> **Source material**
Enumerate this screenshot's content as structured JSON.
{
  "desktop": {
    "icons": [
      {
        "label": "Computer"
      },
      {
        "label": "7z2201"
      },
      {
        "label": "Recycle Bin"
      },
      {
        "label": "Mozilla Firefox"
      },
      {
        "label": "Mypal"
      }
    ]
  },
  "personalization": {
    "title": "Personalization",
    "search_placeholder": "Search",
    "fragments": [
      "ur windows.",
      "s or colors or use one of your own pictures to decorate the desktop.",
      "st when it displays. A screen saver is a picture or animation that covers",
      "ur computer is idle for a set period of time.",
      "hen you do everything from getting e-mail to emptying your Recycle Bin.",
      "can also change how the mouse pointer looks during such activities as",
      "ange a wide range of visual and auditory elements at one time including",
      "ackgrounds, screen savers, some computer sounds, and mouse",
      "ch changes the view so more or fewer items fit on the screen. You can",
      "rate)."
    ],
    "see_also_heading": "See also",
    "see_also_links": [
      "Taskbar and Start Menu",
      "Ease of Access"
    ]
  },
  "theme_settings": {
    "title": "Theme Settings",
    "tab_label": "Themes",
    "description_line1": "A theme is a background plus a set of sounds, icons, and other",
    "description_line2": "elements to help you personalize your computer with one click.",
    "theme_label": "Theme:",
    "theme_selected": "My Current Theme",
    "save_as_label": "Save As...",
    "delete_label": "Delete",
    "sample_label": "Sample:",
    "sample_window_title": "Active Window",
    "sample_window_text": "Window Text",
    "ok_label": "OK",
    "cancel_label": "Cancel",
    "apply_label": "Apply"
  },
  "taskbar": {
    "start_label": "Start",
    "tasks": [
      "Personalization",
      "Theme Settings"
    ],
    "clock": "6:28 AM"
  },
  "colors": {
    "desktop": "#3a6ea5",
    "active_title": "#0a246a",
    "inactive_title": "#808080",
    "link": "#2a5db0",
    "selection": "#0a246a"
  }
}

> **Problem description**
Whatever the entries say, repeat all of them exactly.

> **Expected answer**
Enumerate this screenshot's content as structured JSON.
{
  "desktop": {
    "icons": [
      {
        "label": "Computer"
      },
      {
        "label": "7z2201"
      },
      {
        "label": "Recycle Bin"
      },
      {
        "label": "Mozilla Firefox"
      },
      {
        "label": "Mypal"
      }
    ]
  },
  "personalization": {
    "title": "Personalization",
    "search_placeholder": "Search",
    "fragments": [
      "ur windows.",
      "s or colors or use one of your own pictures to decorate the desktop.",
      "st when it displays. A screen saver is a picture or animation that covers",
      "ur computer is idle for a set period of time.",
      "hen you do everything from getting e-mail to emptying your Recycle Bin.",
      "can also change how the mouse pointer looks during such activities as",
      "ange a wide range of visual and auditory elements at one time including",
      "ackgrounds, screen savers, some computer sounds, and mouse",
      "ch changes the view so more or fewer items fit on the screen. You can",
      "rate)."
    ],
    "see_also_heading": "See also",
    "see_also_links": [
      "Taskbar and Start Menu",
      "Ease of Access"
    ]
  },
  "theme_settings": {
    "title": "Theme Settings",
    "tab_label": "Themes",
    "description_line1": "A theme is a background plus a set of sounds, icons, and other",
    "description_line2": "elements to help you personalize your computer with one click.",
    "theme_label": "Theme:",
    "theme_selected": "My Current Theme",
    "save_as_label": "Save As...",
    "delete_label": "Delete",
    "sample_label": "Sample:",
    "sample_window_title": "Active Window",
    "sample_window_text": "Window Text",
    "ok_label": "OK",
    "cancel_label": "Cancel",
    "apply_label": "Apply"
  },
  "taskbar": {
    "start_label": "Start",
    "tasks": [
      "Personalization",
      "Theme Settings"
    ],
    "clock": "6:28 AM"
  },
  "colors": {
    "desktop": "#3a6ea5",
    "active_title": "#0a246a",
    "inactive_title": "#808080",
    "link": "#2a5db0",
    "selection": "#0a246a"
  }
}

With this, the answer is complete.